Making money in virtual worlds
With a new platform also comes a new revenue stream. The size of this new source of income is still up for debate, but businesses have a number of ways to take advantage of it.
Business-to-consumer brands have potentially the biggest and most obvious application in the metaverse. They can sell their physical products using the platform, whether that is e-commerce or takeaways. These brands could also trade virtual products, such as digital wearables or NFT collectables.
Chris Hunte, the co-founder of Plug Forward, a company set up to help creatives monetise their creations, said: “Brands across various sectors will have the opportunity to rent land, buildings and storefronts to bring their own virtual stores to the metaverse. They can monetise users to sell digital NFT products such as clothing, footwear and art, plus more, as users will want to customise their avatars to life-likeness.”
Hunte points to more creative opportunities for businesses as well. “Brands will have the opportunity to monetise fans through in-game upgrades, subscription services and tickets to virtual concerts, to name a few.”
There will also be a growing opportunity for business-to-business (B2B) services. Nolan points to a real-world example, Kiva Systems, a logistics company that was acquired by Amazon to dramatically improve its logistics. “It is organisations that create those benefits and advancements and acceleration tools and efficiencies inside of these digital worlds that, once those acquisitions start taking place, we’ll start to see some huge gains.”
A recent JP Morgan metaverse report said the metaverse could actually help real-world logistics. Manufacturers could test out their products in a virtual world for a much lower cost, or even build a digital version of their factories to check efficiency.
Nolan thinks companies can take this a step further and use it to improve the well-being of warehouse employees. “There’s an opportunity to create worlds, warehouses, shopkeeping, third-party logistics. There’s a way to keep those employees happy, engaged, gamified, healthy,” he said. “For the architects that create those patterns, there’s huge monetisation there.”
The future for businesses in the metaverse
Google and Facebook adverts transformed the marketing and monetising model of most businesses. The metaverse could be the next iteration of this, the next step for digital business strategies.
Yet, these virtual worlds still have a long way to go before best practices emerge.
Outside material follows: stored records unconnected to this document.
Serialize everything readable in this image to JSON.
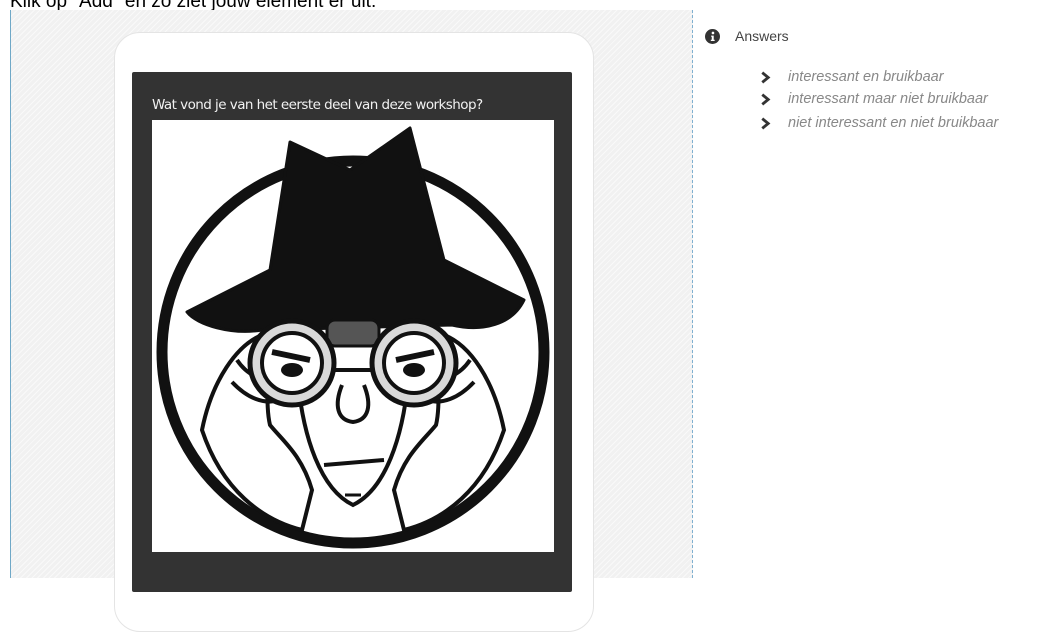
{
  "instruction": "Klik op \"Add\" en zo ziet jouw element er uit:",
  "preview": {
    "question": "Wat vond je van het eerste deel van deze workshop?",
    "image_icon": "spy-with-binoculars-illustration"
  },
  "answers_panel": {
    "icon": "info-icon",
    "title": "Answers",
    "items": [
      {
        "label": "interessant en bruikbaar",
        "icon": "chevron-right-icon"
      },
      {
        "label": "interessant maar niet bruikbaar",
        "icon": "chevron-right-icon"
      },
      {
        "label": "niet interessant en niet bruikbaar",
        "icon": "chevron-right-icon"
      }
    ]
  },
  "colors": {
    "screen_bg": "#333333",
    "question_text": "#f2f2f2",
    "answer_text": "#888888",
    "divider": "#7fb0d0"
  }
}
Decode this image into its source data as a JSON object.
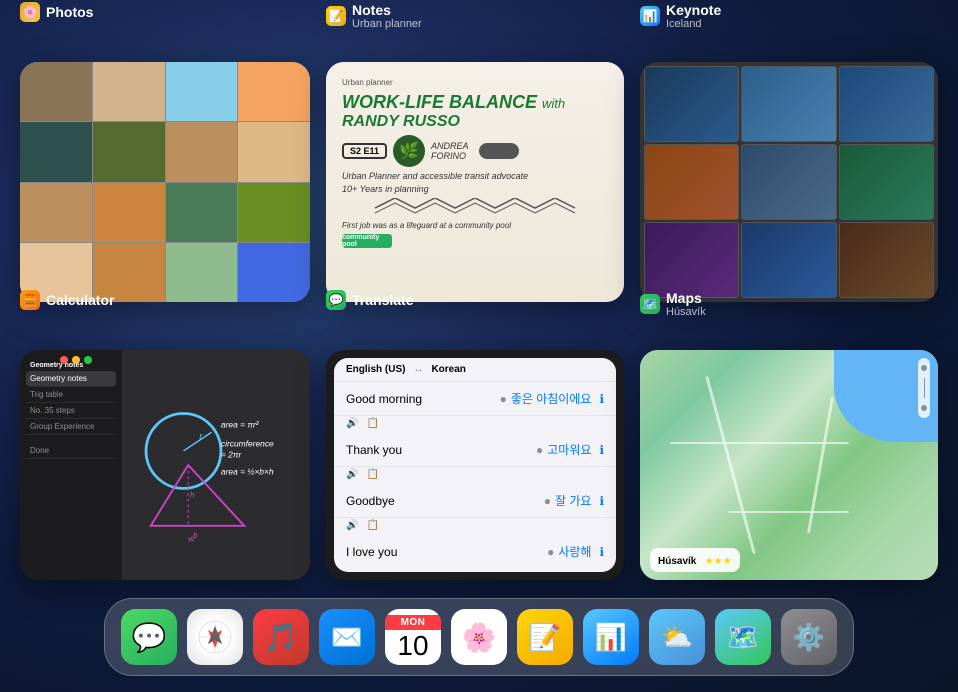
{
  "background": {
    "color1": "#2a4a7a",
    "color2": "#0d1a3a"
  },
  "app_cards": [
    {
      "id": "photos",
      "title": "Photos",
      "subtitle": "",
      "icon": "🖼️",
      "icon_color": "#e8a828"
    },
    {
      "id": "calculator",
      "title": "Calculator",
      "subtitle": "",
      "icon": "🧮",
      "icon_color": "#ff9f0a"
    },
    {
      "id": "notes",
      "title": "Notes",
      "subtitle": "Urban planner",
      "icon": "📝",
      "icon_color": "#ffd60a"
    },
    {
      "id": "translate",
      "title": "Translate",
      "subtitle": "",
      "icon": "💬",
      "icon_color": "#30d158"
    },
    {
      "id": "keynote",
      "title": "Keynote",
      "subtitle": "Iceland",
      "icon": "📊",
      "icon_color": "#5ac8fa"
    },
    {
      "id": "maps",
      "title": "Maps",
      "subtitle": "Húsavík",
      "icon": "🗺️",
      "icon_color": "#34c759"
    }
  ],
  "notes_content": {
    "main_title": "WORK-LIFE BALANCE",
    "with_text": "with",
    "name": "RANDY RUSSO",
    "badge": "S2 E11",
    "subtitle": "Urban Planner and accessible transit advocate",
    "years": "10+ Years in planning",
    "early": "First job was as a lifeguard at a community pool"
  },
  "translate_rows": [
    {
      "english": "Good morning",
      "korean": "좋은 아침이에요",
      "label": "English (US)"
    },
    {
      "english": "Thank you",
      "korean": "고마워요",
      "label": "English (US)"
    },
    {
      "english": "Goodbye",
      "korean": "잘 가요",
      "label": "English (US)"
    },
    {
      "english": "I love you",
      "korean": "사랑해",
      "label": "English (US)"
    }
  ],
  "maps_location": "Húsavík",
  "calc_notes_title": "Geometry notes",
  "calc_formulas": [
    "area = πr²",
    "circumference = 2πr",
    "area = ½×b×h"
  ],
  "dock": {
    "items": [
      {
        "id": "messages",
        "label": "Messages",
        "icon_char": "💬",
        "bg": "#4cd964"
      },
      {
        "id": "safari",
        "label": "Safari",
        "icon_char": "🧭",
        "bg": "#ffffff"
      },
      {
        "id": "music",
        "label": "Music",
        "icon_char": "🎵",
        "bg": "#fc3c44"
      },
      {
        "id": "mail",
        "label": "Mail",
        "icon_char": "✉️",
        "bg": "#1a8fff"
      },
      {
        "id": "calendar",
        "label": "Calendar",
        "icon_char": "10",
        "bg": "#ffffff",
        "special": "calendar",
        "day": "MON",
        "num": "10"
      },
      {
        "id": "photos",
        "label": "Photos",
        "icon_char": "🌸",
        "bg": "#ffffff"
      },
      {
        "id": "notes",
        "label": "Notes",
        "icon_char": "📝",
        "bg": "#ffd60a"
      },
      {
        "id": "keynote",
        "label": "Keynote",
        "icon_char": "📊",
        "bg": "#5ac8fa"
      },
      {
        "id": "weather",
        "label": "Weather",
        "icon_char": "⛅",
        "bg": "#5ac8fa"
      },
      {
        "id": "maps",
        "label": "Maps",
        "icon_char": "🗺️",
        "bg": "#34c759"
      },
      {
        "id": "settings",
        "label": "Settings",
        "icon_char": "⚙️",
        "bg": "#8e8e93"
      }
    ],
    "calendar_day": "MON",
    "calendar_num": "10"
  }
}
Nolan said that metaverse developers first need to solve the digital identity problem. The most convenient way for interoperability in this industry is for everyone to have a singular, personal identity that they can take from business to business.
“There’s only one me,” he said. “So, there don’t have to be several different logins. I should be able to tote that [login] around with me and take it back when I’m done with an experience.”
There is plenty of potential for metaverses to transform customers‘ interactions with brands, but the industry is still in its early days. The big players such as Meta, which have announced they are entering the space, are yet to release their own platforms. Once users start climbing aboard in large numbers, businesses can truly start to realise these opportunities.
There are metaverse platforms that already exist. Roblox, Decentraland, Sandbox, Cryptovoxels and Somnium Space are leaders in the industry. However, there is a wave of new platforms being established. These include metaverses from Facebook and Disney.
There are several ways businesses can prepare for the metaverse. Brands should plan out how they intend to wrap their message around their metaverse marketing and products. Companies could also look at previous examples for inspiration, such as the blue badge offered by Pfizer to vaccinated gamers. Research, creativity and immersion are going to be the keys to conquering this industry.
Experts recommend that businesses should prepare for the metaverse. If brands simply take an impulsive reaction, there is a risk that efforts will not resonate with the target audience.